The experience gained in the past has shown that cerebral localization is effective only when the level of behavioral abstraction is commensurate with the level of anatomic analysis. Thus, the neural substrates for speech comprehension, visuospatial analysis, and even memory can be localized with relative consistency. On the other hand, more global faculties such as generosity, prudence, or ennui do not easily lend themselves to brain-behavior correlations. Transitional relatedness probably belongs to this second group of behaviors, and the rubric of personality disorders, although of considerable heuristic value for clinical psychiatry, is unlikely to conform to specific cerebral localization. For example, while "personality" can be altered by parietal lobe lesions, it is also influenced
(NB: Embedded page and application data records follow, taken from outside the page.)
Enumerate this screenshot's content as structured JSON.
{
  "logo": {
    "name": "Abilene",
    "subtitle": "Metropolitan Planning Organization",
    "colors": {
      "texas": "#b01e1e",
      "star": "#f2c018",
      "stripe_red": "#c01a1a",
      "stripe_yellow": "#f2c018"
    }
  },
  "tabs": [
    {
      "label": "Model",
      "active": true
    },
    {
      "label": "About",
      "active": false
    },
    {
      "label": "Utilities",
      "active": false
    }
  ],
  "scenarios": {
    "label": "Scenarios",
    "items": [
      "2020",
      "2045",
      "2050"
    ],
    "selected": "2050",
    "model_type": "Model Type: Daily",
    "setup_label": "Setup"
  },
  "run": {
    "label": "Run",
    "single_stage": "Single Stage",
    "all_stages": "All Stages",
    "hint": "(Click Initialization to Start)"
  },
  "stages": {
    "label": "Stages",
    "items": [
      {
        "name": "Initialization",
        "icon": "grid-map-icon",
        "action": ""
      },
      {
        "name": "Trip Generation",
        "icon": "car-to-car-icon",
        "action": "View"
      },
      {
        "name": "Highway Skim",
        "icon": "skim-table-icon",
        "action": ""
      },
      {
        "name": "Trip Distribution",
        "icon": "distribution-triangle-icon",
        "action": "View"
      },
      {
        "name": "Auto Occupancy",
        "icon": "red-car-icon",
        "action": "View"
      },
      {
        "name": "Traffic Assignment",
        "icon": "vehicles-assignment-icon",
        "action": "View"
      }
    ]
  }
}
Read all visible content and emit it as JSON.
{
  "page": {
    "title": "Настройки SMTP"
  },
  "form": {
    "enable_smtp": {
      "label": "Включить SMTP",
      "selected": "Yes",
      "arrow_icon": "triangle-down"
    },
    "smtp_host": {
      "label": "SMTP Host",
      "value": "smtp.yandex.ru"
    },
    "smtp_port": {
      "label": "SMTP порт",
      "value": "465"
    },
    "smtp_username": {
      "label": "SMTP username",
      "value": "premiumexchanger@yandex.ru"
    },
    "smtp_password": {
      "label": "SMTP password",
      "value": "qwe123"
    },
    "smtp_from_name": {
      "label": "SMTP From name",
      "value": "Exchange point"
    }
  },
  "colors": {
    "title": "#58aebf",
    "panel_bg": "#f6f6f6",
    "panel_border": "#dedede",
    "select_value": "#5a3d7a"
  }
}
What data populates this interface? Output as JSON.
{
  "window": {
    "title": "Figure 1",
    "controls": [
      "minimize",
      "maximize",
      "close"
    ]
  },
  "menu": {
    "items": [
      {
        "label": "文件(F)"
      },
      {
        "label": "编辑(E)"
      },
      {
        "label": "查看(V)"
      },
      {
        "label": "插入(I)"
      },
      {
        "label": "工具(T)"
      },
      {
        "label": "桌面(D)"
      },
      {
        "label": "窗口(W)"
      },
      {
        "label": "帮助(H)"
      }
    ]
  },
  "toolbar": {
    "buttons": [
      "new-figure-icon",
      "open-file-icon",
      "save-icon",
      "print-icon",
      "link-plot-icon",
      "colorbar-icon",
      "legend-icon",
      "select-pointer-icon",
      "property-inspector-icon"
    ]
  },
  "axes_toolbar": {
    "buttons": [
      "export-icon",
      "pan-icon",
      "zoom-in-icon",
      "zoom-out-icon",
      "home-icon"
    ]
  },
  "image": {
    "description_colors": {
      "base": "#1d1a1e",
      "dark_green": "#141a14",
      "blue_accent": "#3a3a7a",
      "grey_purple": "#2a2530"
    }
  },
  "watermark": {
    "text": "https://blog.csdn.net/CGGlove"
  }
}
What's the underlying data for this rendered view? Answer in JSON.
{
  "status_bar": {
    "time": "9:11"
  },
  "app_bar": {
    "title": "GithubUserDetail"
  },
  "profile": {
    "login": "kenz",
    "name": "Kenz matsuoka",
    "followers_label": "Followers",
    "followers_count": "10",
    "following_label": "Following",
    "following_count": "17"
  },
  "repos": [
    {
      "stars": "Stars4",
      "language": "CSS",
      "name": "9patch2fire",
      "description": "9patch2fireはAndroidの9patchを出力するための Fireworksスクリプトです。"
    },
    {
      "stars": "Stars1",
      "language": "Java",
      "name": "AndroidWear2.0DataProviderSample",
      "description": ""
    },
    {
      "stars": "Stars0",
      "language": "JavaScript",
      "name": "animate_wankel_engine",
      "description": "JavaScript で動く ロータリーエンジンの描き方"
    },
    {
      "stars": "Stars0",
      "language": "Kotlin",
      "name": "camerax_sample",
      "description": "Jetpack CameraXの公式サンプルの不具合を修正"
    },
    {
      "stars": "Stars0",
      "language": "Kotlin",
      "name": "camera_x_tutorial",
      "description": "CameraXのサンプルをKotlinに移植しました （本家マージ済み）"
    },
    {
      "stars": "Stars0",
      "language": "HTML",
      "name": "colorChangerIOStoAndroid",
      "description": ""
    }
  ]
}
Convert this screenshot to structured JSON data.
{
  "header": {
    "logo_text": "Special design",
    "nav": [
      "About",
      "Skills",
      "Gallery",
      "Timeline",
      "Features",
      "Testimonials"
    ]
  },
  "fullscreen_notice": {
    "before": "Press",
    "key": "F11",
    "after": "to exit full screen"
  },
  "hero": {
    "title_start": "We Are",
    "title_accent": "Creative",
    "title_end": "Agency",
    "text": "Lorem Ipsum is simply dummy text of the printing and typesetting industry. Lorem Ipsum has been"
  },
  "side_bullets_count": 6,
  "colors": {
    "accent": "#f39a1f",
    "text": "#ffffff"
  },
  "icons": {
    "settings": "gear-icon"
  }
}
Weintraub S, Mesulam M. Personality Disorder-Reply. Arch Neurol. 1985;42(9):840. doi:10.1001/archneur.1985.04060080018008